Exercise brief:
Please work out how many lines of this material include "dispositivi", and answer with that number by itself.

Dataset records:
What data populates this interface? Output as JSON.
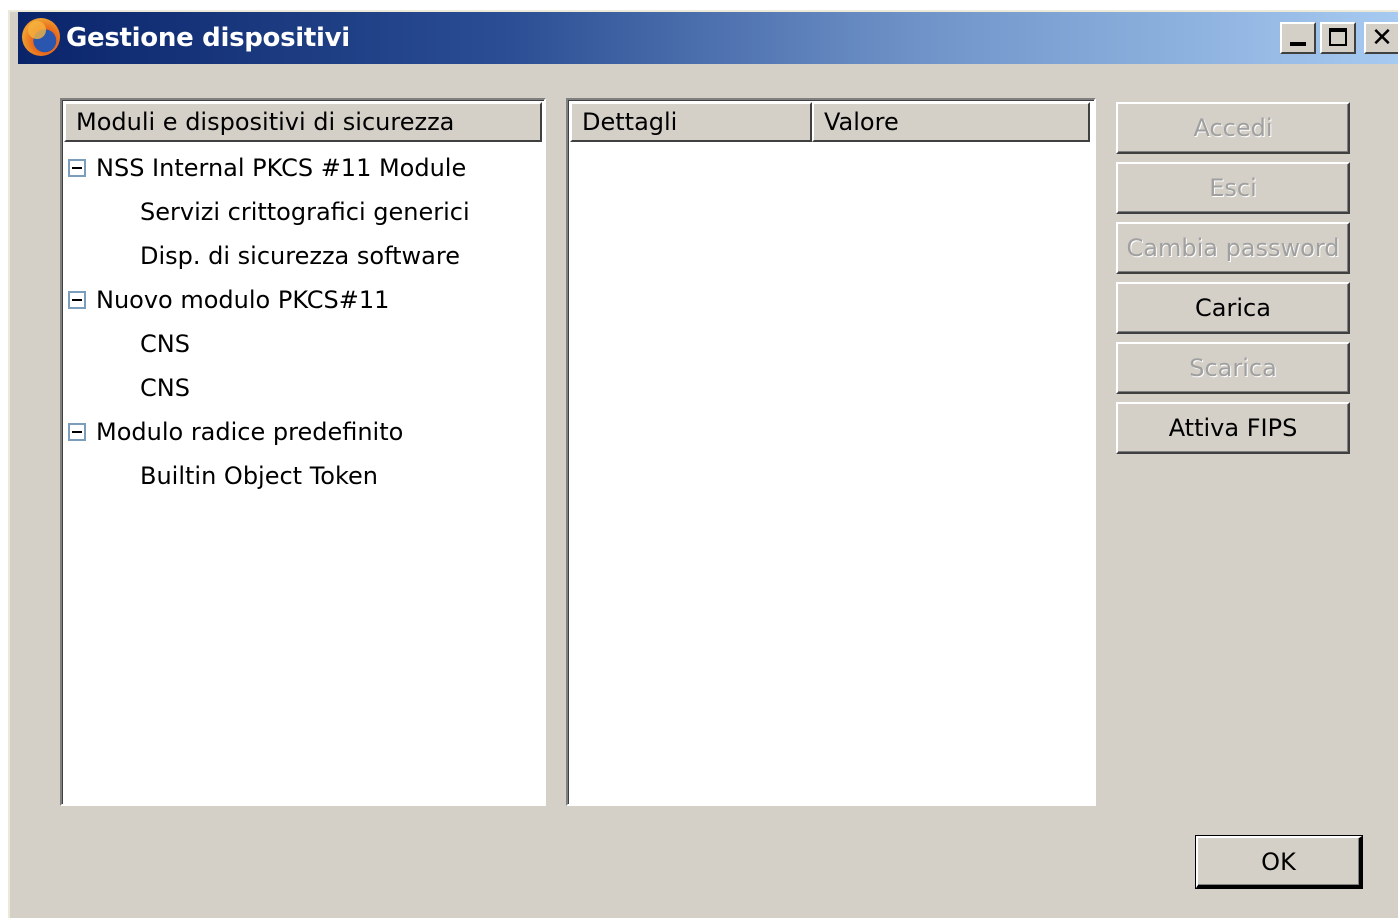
{
  "window": {
    "title": "Gestione dispositivi",
    "controls": {
      "close_glyph": "✕"
    }
  },
  "modules_panel": {
    "header": "Moduli e dispositivi di sicurezza",
    "tree": [
      {
        "label": "NSS Internal PKCS #11 Module",
        "level": 0,
        "expanded": true
      },
      {
        "label": "Servizi crittografici generici",
        "level": 1
      },
      {
        "label": "Disp. di sicurezza software",
        "level": 1
      },
      {
        "label": "Nuovo modulo PKCS#11",
        "level": 0,
        "expanded": true
      },
      {
        "label": "CNS",
        "level": 1
      },
      {
        "label": "CNS",
        "level": 1
      },
      {
        "label": "Modulo radice predefinito",
        "level": 0,
        "expanded": true
      },
      {
        "label": "Builtin Object Token",
        "level": 1
      }
    ]
  },
  "details_panel": {
    "columns": [
      "Dettagli",
      "Valore"
    ]
  },
  "actions": {
    "accedi": "Accedi",
    "esci": "Esci",
    "cambia_password": "Cambia password",
    "carica": "Carica",
    "scarica": "Scarica",
    "attiva_fips": "Attiva FIPS"
  },
  "ok_button": "OK",
  "colors": {
    "titlebar_start": "#0a246a",
    "titlebar_end": "#a6caf0",
    "dialog_face": "#d4d0c8",
    "disabled_text": "#a0a0a0"
  },
  "icons": {
    "app": "firefox-icon",
    "tree_toggle": "collapse-minus-icon"
  }
}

Exercise output:
2